Something else has caught my attention, although it will be old news to some, and that is the prophetic accuracy of the Lawrence Lessig book Free Culture (Penguin Press, 2004). In it Lessig lays out very compelling arguments for why our laws should be stimulating the innovative use of intellectual property rather than clamping down on it. He does not advocate copyright anarchy like some, but rather the recognition that limited free use of music and video content not only competes with illegal downloading, it creates a medium unto itself when extended to classrooms that allow for the expression of concepts that have been limited to text-only essays for decades. In the hands of the younger generation, free malleable content has provided a voice that older generations never had. When tragedies occur, websites like You Tube become the means of interpreting these events with music, video and text put to creative use in the hands of the common man. Some of it is more compelling than the slick corporate media presentations by networks like CNN, which literally announced at one point "we don't write the story, we ARE the story in Iraq".

Mr. Lessig also makes the case that in the future it will be even easier to subscribe to, and access services that store content. Much like a very powerful cell phone browser that is always connected to the wireless Internet everywhere you go (keep in mind this was written 3 years before the iphone was released). When this type of fast, roaming, dependable service is available there will be a shift towards access to web based content and away from ownership via personal storage devices.

So what will keep the creators, the film makers, the authors and composers in business if access to copyrighted material is as easy as signing up for Rhapsody or Finetune or some other yet to be founded domain and creating your playlist or your book and film library? Who will pay for the creation of new content if it can all be borrowed indefinitely?

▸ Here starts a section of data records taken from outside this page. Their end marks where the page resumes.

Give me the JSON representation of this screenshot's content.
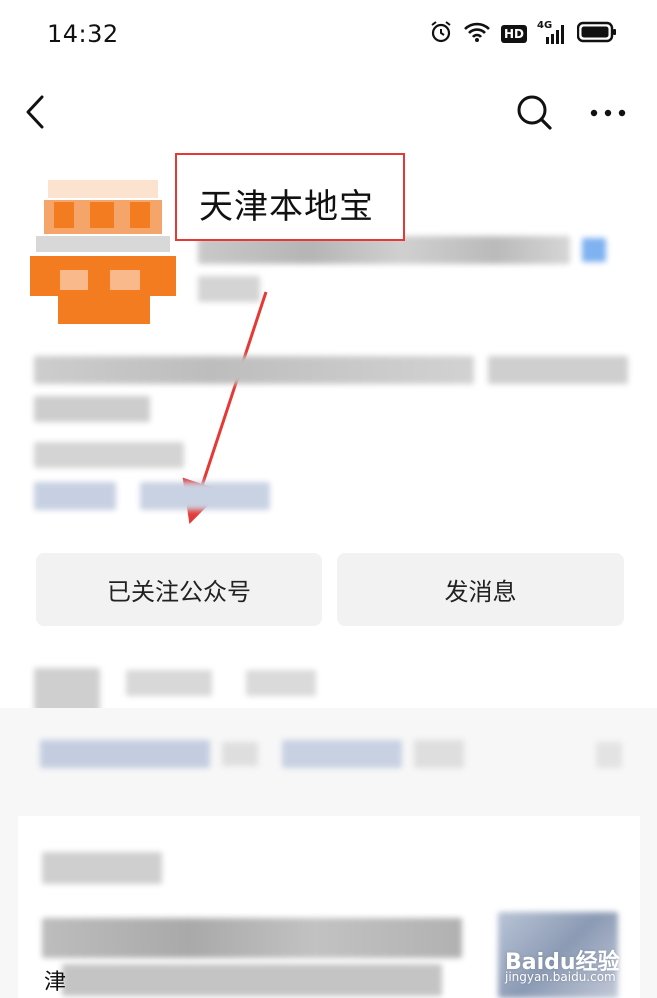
{
  "status_bar": {
    "time": "14:32",
    "icons": [
      "alarm-icon",
      "wifi-icon",
      "hd-icon",
      "signal-4g-icon",
      "battery-icon"
    ],
    "hd_label": "HD",
    "network_label": "4G"
  },
  "nav": {
    "back_icon": "back-chevron-icon",
    "search_icon": "search-icon",
    "more_icon": "more-dots-icon"
  },
  "profile": {
    "name": "天津本地宝"
  },
  "actions": {
    "follow_label": "已关注公众号",
    "message_label": "发消息"
  },
  "article_card": {
    "partial_text": "津"
  },
  "watermark": {
    "text": "Baidu经验",
    "sub": "jingyan.baidu.com"
  },
  "colors": {
    "accent_red": "#e53935",
    "avatar_orange": "#f47c20",
    "button_bg": "#f2f2f2"
  }
}
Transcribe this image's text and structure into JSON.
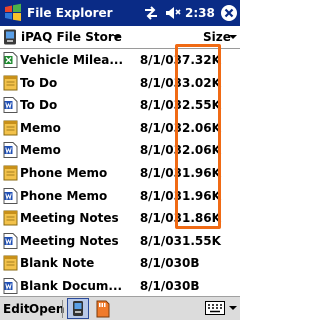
{
  "titlebar": {
    "app_title": "File Explorer",
    "time": "2:38",
    "start_icon": "windows-flag-icon",
    "connection_icon": "connectivity-icon",
    "volume_icon": "speaker-icon",
    "ok_icon": "close-icon",
    "bg_color": "#0a2b86"
  },
  "location": {
    "folder_label": "iPAQ File Store",
    "sort_label": "Size"
  },
  "files": [
    {
      "name": "Vehicle Milea...",
      "date": "8/1/03",
      "size": "7.32K",
      "icon": "excel-doc-icon"
    },
    {
      "name": "To Do",
      "date": "8/1/03",
      "size": "3.02K",
      "icon": "note-icon"
    },
    {
      "name": "To Do",
      "date": "8/1/03",
      "size": "2.55K",
      "icon": "word-doc-icon"
    },
    {
      "name": "Memo",
      "date": "8/1/03",
      "size": "2.06K",
      "icon": "note-icon"
    },
    {
      "name": "Memo",
      "date": "8/1/03",
      "size": "2.06K",
      "icon": "word-doc-icon"
    },
    {
      "name": "Phone Memo",
      "date": "8/1/03",
      "size": "1.96K",
      "icon": "note-icon"
    },
    {
      "name": "Phone Memo",
      "date": "8/1/03",
      "size": "1.96K",
      "icon": "word-doc-icon"
    },
    {
      "name": "Meeting Notes",
      "date": "8/1/03",
      "size": "1.86K",
      "icon": "note-icon"
    },
    {
      "name": "Meeting Notes",
      "date": "8/1/03",
      "size": "1.55K",
      "icon": "word-doc-icon"
    },
    {
      "name": "Blank Note",
      "date": "8/1/03",
      "size": "0B",
      "icon": "note-icon"
    },
    {
      "name": "Blank Docum...",
      "date": "8/1/03",
      "size": "0B",
      "icon": "word-doc-icon"
    }
  ],
  "highlight_color": "#f06a14",
  "menubar": {
    "edit_label": "Edit",
    "open_label": "Open",
    "store_button_icon": "file-store-icon",
    "storage_button_icon": "storage-card-icon",
    "keyboard_icon": "keyboard-icon"
  }
}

This is where it gets tricky, but solutions have been proposed.

In Lessig's words :

"Rather than seeking to destroy the Internet, or the p2p technologies that are currently harming content providers on the Internet, we should find a relatively simple way to compensate those who are harmed. The idea would be a modification of a proposal that has been floated by Harvard law professor William Fisher. Fisher suggests a very clever way around the current impasse of the Internet. Under his plan, all content capable of digital transmission would (1) be marked with a digital watermark (don’t worry about how easy it is to evade these marks; as you’ll see, there’s no incentive to evade them). Once the content is marked, then entrepreneurs would develop (2) systems to monitor how many items of each content were distributed. On the basis of those numbers, then (3) artists would be compensated. The compensation would be paid for by (4) an appropriate tax. Fisher’s proposal is careful and comprehensive. It raises a million questions, most of which he answers well in his upcoming book, Promises to Keep. The modification that I would make is relatively simple: Fisher imagines his proposal replacing the existing copyright system. I imagine it complementing the existing system."

So there you have it. The majority of consumers in the future will subscribe to, rather than purchase-to-own content, including music. The radio, including Internets and streaming consumer-generated playlists will be required by law to pay a modest royalty to artists and writers alike. And finally, a simple tax or subscription fee could be used to supplement those who might be harmed or who might slip through the cracks in a strict Royalty-Per-Play system.

It all seems too practical doesn't it?